As a psychiatrist and an empath, I am fascinated by how the phenomenon of empathy works. I feel passionately that empathy is the medicine the world needs right now.
Empathy is when we reach our hearts out to others and put ourselves in their shoes. It also means that we can be happy for others during their times of joy. However, being an empath goes even farther. The Dali Lama says, “Empathy is the most precious human quality.” During these stressful times, it’s easy to get overwhelmed. Even so, empathy is the quality that will get us through. It will enable us to respect one another, even if we disagree. Empathy doesn’t make you a sentimental softy without discernment. It allows you to keep your heart open to foster tolerance and understanding. It might not always be effective in getting through to people and creating peace but I think it’s the best chance we have.

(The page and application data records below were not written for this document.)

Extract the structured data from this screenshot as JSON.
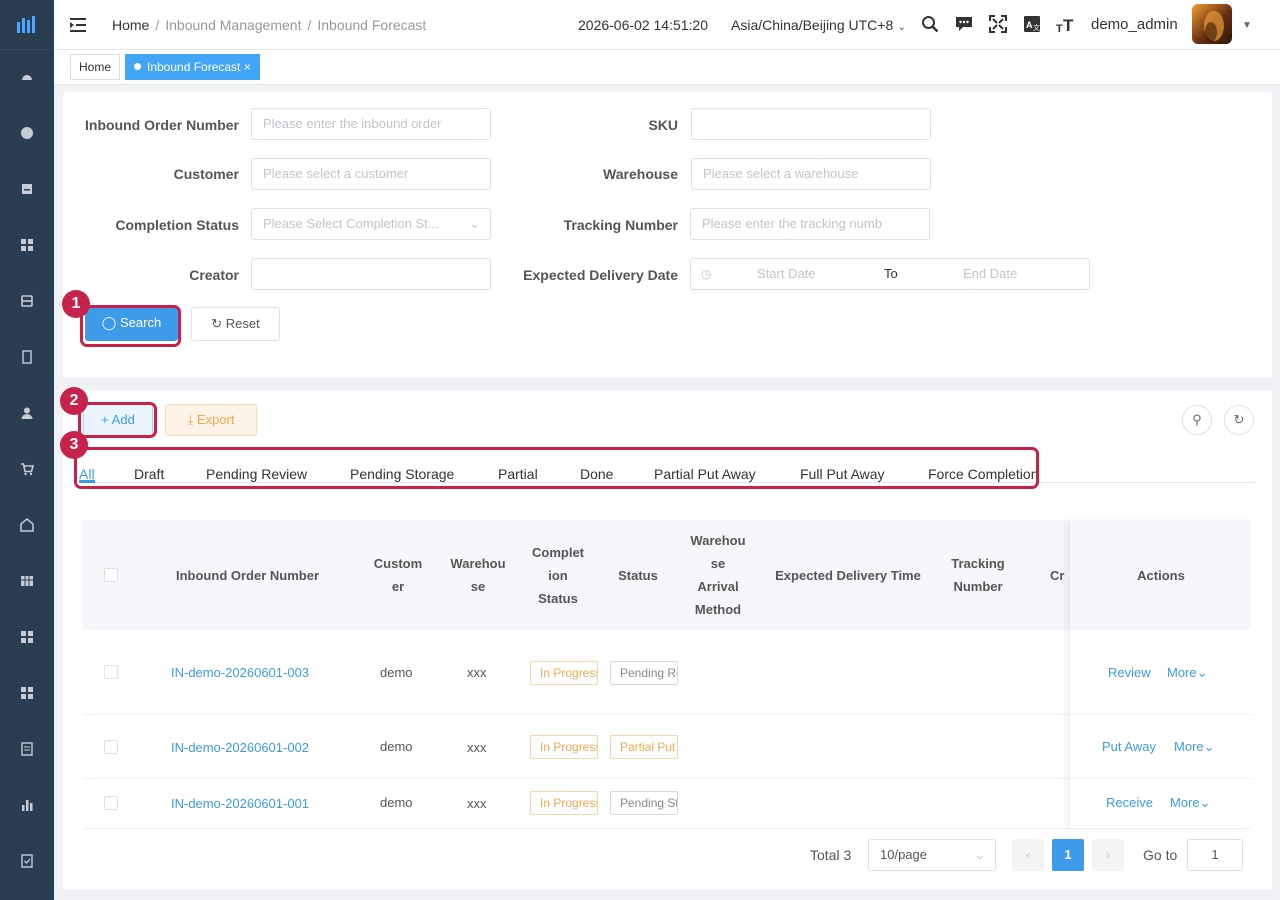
{
  "header": {
    "breadcrumb": [
      "Home",
      "Inbound Management",
      "Inbound Forecast"
    ],
    "datetime": "2026-06-02 14:51:20",
    "timezone": "Asia/China/Beijing UTC+8",
    "username": "demo_admin"
  },
  "tags": {
    "home": "Home",
    "current": "Inbound Forecast"
  },
  "filters": {
    "inbound_order_number": {
      "label": "Inbound Order Number",
      "placeholder": "Please enter the inbound order"
    },
    "sku": {
      "label": "SKU",
      "placeholder": ""
    },
    "customer": {
      "label": "Customer",
      "placeholder": "Please select a customer"
    },
    "warehouse": {
      "label": "Warehouse",
      "placeholder": "Please select a warehouse"
    },
    "completion_status": {
      "label": "Completion Status",
      "placeholder": "Please Select Completion St..."
    },
    "tracking_number": {
      "label": "Tracking Number",
      "placeholder": "Please enter the tracking numb"
    },
    "creator": {
      "label": "Creator",
      "placeholder": ""
    },
    "expected_delivery_date": {
      "label": "Expected Delivery Date",
      "start": "Start Date",
      "to": "To",
      "end": "End Date"
    },
    "search_label": "Search",
    "reset_label": "Reset"
  },
  "toolbar": {
    "add_label": "Add",
    "export_label": "Export"
  },
  "callouts": [
    "1",
    "2",
    "3"
  ],
  "status_tabs": [
    "All",
    "Draft",
    "Pending Review",
    "Pending Storage",
    "Partial",
    "Done",
    "Partial Put Away",
    "Full Put Away",
    "Force Completion"
  ],
  "table": {
    "headers": {
      "order_number": "Inbound Order Number",
      "customer": "Custom\ner",
      "warehouse": "Warehou\nse",
      "completion": "Complet\nion\nStatus",
      "status": "Status",
      "arrival": "Warehou\nse\nArrival\nMethod",
      "expected": "Expected Delivery Time",
      "tracking": "Tracking\nNumber",
      "creator": "Cr",
      "actions": "Actions"
    },
    "rows": [
      {
        "order": "IN-demo-20260601-003",
        "customer": "demo",
        "warehouse": "xxx",
        "completion": "In Progress",
        "status": "Pending Review",
        "action": "Review",
        "more": "More"
      },
      {
        "order": "IN-demo-20260601-002",
        "customer": "demo",
        "warehouse": "xxx",
        "completion": "In Progress",
        "status": "Partial Put Away",
        "action": "Put Away",
        "more": "More"
      },
      {
        "order": "IN-demo-20260601-001",
        "customer": "demo",
        "warehouse": "xxx",
        "completion": "In Progress",
        "status": "Pending Storage",
        "action": "Receive",
        "more": "More"
      }
    ]
  },
  "pagination": {
    "total": "Total 3",
    "page_size": "10/page",
    "current_page": "1",
    "goto_label": "Go to",
    "goto_value": "1"
  },
  "colors": {
    "sidebar": "#2b3d51",
    "primary": "#3d9be9",
    "highlight": "#c8224a",
    "warning": "#f0a850"
  },
  "icons": [
    "menu-fold-icon",
    "search-icon",
    "message-icon",
    "fullscreen-icon",
    "translate-icon",
    "font-size-icon",
    "refresh-icon",
    "calendar-icon",
    "plus-icon",
    "download-icon",
    "chevron-down-icon"
  ]
}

In my book “The Empath’s Survival Guide” I discuss the difference between ordinary empathy and being an empath. Like many of my patients and myself, empaths are people who’re high on the empathic spectrum and actually feel what is happening in others in their own bodies. As a result, empaths can have incredible compassion for people–but they often get exhausted from feeling “too much” unless they develop strategies to safeguard their sensitivities and develop healthy boundaries.
Research shows that high sensitivity affects approximately 20 percent of the population. Empaths have often been labeled as “overly sensitive” as children and adults and told to “get a thicker skin.” We are shamed for our sensitivities rather than supported. We may experience chronic exhaustion and want to retreat from the world because it often feels so overwhelming. But at this point in my life, I wouldn’t give up being an empath for anything. It lets me sense the secrets of the universe and know passion beyond my wildest dreams.